While having a growing family calls for reusing outfits and hand-me-downs now and again, this family took it to a whole other level.


Jenny Hirt’s daughter Caroline recently started school wearing a dress that’s not only been worn by big sister Ally but also mum Jenny and many other family members.


Four-year-old Caroline started kindergarten in an adorable yellow and purple frock which has been worn by a total of 19 family members before her and has travelled to an incredible seven states.


According to Huffpost, the dress dates back to 1950 and was originally sewn by Jenny’s great-grandmother Maude Hatton Bryant and her grandmother Helen Esch Stewart did the embroidery.


Jenny, from Colorado, wore the dress on her first day at school in 1981 and it’s been to seven states, Florida, Michigan, North Carolina, Arizona, Oregon, Colorado and Ohio, where various family members live.


While making minor repairs to the dress, Jenny noticed the buttons had been moved several times to accommodate previous wearers.



While her oldest daughter Ally, aged six, was delighted to wear the vintage dress her mum and grandmother once wore, little Caroline needed to be persuaded to recreate the historic look.


“She had to wear her favourite boots,” Jenny said. “And she also refused to put her hair in pigtail braids as was part of the tradition. As a mom, you know, we pick our battles, and all I was really focused on was Caroline having a positive first day of kindergarten”.


The dress was then passed on to Jenny’s little niece Sylvie Johnson for her first day at school. Apparently, the little one had to be persuaded with ice-cream to wear the dress!


In an era of disposable clothing, Jenny’s family’s value passing on possessions such as clothing and toys to the next generation.




This tradition has given Jenny’s eldest daughter, Ally, a love of vintage style. “A sweater I had since 1979 is one of her favourite sweaters,” Jenny said.


“She even wore an outfit to school one day last year where she wore my Aunt Martha’s skirt from the 50s and my sweater from the 70s.”

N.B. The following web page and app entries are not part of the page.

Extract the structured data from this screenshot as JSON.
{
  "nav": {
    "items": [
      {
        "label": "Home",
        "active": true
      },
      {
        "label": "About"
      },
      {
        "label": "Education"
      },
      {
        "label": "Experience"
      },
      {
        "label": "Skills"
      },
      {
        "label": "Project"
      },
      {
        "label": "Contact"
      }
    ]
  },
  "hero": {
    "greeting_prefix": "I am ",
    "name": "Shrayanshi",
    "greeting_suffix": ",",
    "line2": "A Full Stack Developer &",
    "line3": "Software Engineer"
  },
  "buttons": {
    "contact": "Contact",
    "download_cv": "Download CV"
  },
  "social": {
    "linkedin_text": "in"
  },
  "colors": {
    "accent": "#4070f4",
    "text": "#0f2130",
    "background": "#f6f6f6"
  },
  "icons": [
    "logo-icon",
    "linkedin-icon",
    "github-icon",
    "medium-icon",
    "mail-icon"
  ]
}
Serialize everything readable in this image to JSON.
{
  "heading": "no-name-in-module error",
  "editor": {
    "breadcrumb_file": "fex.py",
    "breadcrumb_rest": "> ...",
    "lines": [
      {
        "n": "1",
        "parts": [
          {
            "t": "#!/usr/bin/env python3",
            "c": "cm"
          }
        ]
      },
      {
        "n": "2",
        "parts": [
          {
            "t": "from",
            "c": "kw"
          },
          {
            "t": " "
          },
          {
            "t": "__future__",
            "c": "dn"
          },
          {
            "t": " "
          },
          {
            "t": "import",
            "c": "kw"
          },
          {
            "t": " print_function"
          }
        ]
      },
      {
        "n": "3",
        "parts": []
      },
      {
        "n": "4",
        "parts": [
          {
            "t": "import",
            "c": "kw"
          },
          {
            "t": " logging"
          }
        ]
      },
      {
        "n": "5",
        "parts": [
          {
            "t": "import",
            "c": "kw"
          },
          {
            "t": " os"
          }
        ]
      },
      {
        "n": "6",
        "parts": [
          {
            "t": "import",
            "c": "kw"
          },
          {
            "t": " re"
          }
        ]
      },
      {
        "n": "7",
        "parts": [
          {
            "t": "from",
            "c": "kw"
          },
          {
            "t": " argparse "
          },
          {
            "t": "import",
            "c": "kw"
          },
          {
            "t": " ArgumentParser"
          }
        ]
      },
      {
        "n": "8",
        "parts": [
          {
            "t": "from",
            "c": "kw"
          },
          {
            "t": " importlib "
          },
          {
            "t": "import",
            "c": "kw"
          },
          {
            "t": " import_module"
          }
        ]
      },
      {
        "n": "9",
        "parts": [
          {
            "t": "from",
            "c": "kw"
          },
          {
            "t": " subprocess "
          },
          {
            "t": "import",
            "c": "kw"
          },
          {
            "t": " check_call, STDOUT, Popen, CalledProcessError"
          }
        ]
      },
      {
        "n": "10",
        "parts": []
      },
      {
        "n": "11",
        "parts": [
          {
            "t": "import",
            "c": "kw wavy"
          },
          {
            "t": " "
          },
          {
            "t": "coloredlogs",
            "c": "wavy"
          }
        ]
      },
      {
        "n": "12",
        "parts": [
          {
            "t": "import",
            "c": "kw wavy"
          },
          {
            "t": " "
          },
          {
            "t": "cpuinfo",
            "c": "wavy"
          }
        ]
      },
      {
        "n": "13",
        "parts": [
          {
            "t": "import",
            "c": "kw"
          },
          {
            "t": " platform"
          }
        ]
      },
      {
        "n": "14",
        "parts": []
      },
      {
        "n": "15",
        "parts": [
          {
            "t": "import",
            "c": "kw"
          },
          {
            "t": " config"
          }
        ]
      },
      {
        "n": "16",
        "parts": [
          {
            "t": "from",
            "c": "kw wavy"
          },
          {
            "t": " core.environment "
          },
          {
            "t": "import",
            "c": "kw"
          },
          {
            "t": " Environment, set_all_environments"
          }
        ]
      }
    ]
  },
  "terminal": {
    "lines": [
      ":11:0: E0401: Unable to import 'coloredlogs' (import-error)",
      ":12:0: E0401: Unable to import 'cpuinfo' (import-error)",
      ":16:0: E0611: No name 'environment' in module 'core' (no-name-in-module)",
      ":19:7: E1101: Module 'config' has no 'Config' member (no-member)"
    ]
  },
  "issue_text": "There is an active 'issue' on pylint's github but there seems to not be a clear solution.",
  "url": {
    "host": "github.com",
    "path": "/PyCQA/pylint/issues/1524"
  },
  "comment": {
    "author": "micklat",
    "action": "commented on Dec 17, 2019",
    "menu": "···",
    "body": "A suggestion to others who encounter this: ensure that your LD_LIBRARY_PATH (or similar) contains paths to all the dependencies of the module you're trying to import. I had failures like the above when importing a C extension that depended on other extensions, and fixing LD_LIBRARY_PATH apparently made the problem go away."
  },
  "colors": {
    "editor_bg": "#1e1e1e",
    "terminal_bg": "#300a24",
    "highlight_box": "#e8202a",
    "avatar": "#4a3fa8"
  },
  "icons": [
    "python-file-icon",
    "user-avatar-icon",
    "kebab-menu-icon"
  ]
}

Explaining why this dress tradition was so important to her family, Jenny said: “It is a way to carry on the memories of family members, try to instil pride of tradition in our kids and bind us together as a family. It’s a big deal to us.”